The final New Testament use of Spirit is Luke 11:13, where the KJV says, “…how much more shall your heavenly Father give the Holy Spirit to them that ask him?” At first glance, one would see this as an inconsistency with the KJV pattern. For one, it is the only passage in which “Holy Spirit” is completely capitalized, and thus a clear reference to the Holy Ghost. In addition, this appears to be a reference to the promised sending of the Holy Ghost. Why would the KJV not use the term “Holy Ghost” in this verse? For understanding, a little historical digging proves valuable. First, we see that there is a close reference to the “heavenly Father,” and it appears that the 1611 KJV translators originally viewed this as the Father sending His holy Spirit and not the sending of the Holy Ghost. However, the capitalization of both words indicates the third Person rather than the Father’s spirit. But in the original 1611 version, you will find the capitalization as “holy Spirit,” in the same manner as the other three “Spirit” translations in the New Testament. Only in later editions of the KJV did editors determine that this was more likely a reference to the Holy Spirit than a holy Spirit, and they made a capitalization change but not a word change to show their editorial opinion.
Advantages of the KJV precision
About four years ago, I began to abandon the NASB (which I had used for 25 years) and adopted the KJV. One of the biggest reasons I did this is because I noted a precision in the KJV that simply isn’t available in any other translation. This is an example of that precision. Not all pneuma is the same, and a direct translation may not, in this case, be the most accurate translation.
I am going to “retrain my tongue” to use the term “Holy Ghost” when referring to the third Person of the Trinity, and using the word “spirit” when referring to the “spirit of the Lord.” It is not the first time I have had to work hard to retrain the tongue to rid myself of modern, evangelical pablum (or outright error). You may not choose to follow me in your own references to the third Person of the Trinity, and I won’t be offended.
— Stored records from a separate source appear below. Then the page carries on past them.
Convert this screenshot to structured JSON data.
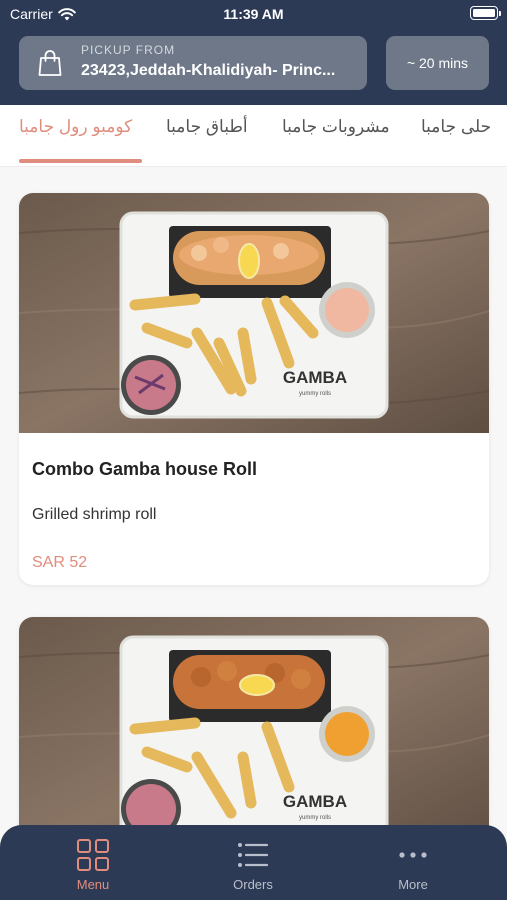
{
  "status_bar": {
    "carrier": "Carrier",
    "time": "11:39 AM"
  },
  "header": {
    "pickup_label": "PICKUP FROM",
    "pickup_address": "23423,Jeddah-Khalidiyah- Princ...",
    "eta": "~ 20 mins"
  },
  "tabs": [
    {
      "label": "كومبو رول جامبا",
      "active": true
    },
    {
      "label": "أطباق جامبا",
      "active": false
    },
    {
      "label": "مشروبات جامبا",
      "active": false
    },
    {
      "label": "حلى جامبا",
      "active": false
    }
  ],
  "menu_items": [
    {
      "name": "Combo Gamba house Roll",
      "description": "Grilled shrimp roll",
      "price": "SAR 52",
      "tray_brand": "GAMBA",
      "tray_tagline": "yummy rolls"
    },
    {
      "tray_brand": "GAMBA",
      "tray_tagline": "yummy rolls"
    }
  ],
  "bottom_nav": [
    {
      "label": "Menu",
      "icon": "grid-icon",
      "active": true
    },
    {
      "label": "Orders",
      "icon": "list-icon",
      "active": false
    },
    {
      "label": "More",
      "icon": "more-dots-icon",
      "active": false
    }
  ],
  "colors": {
    "header_bg": "#2d3a55",
    "accent": "#e08d7d",
    "card_bg": "#ffffff",
    "page_bg": "#f7f7f7"
  }
}
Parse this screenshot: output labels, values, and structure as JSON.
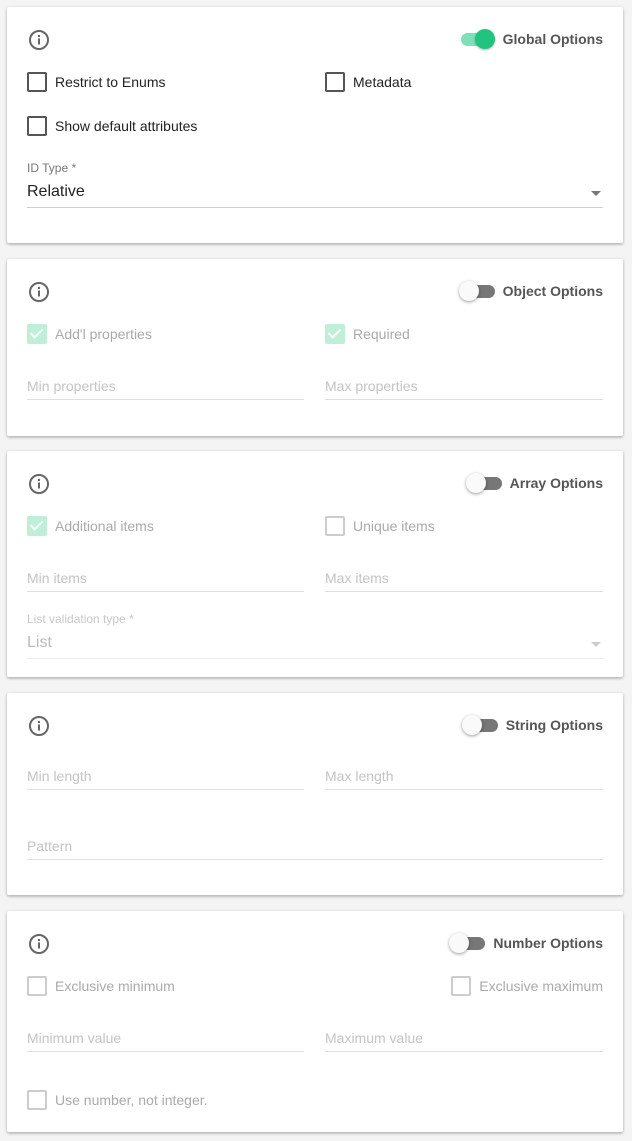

But as for me, I will use the term Holy Ghost.
And, once again, I will rejoice that the Bible is inexhaustible in its treasures!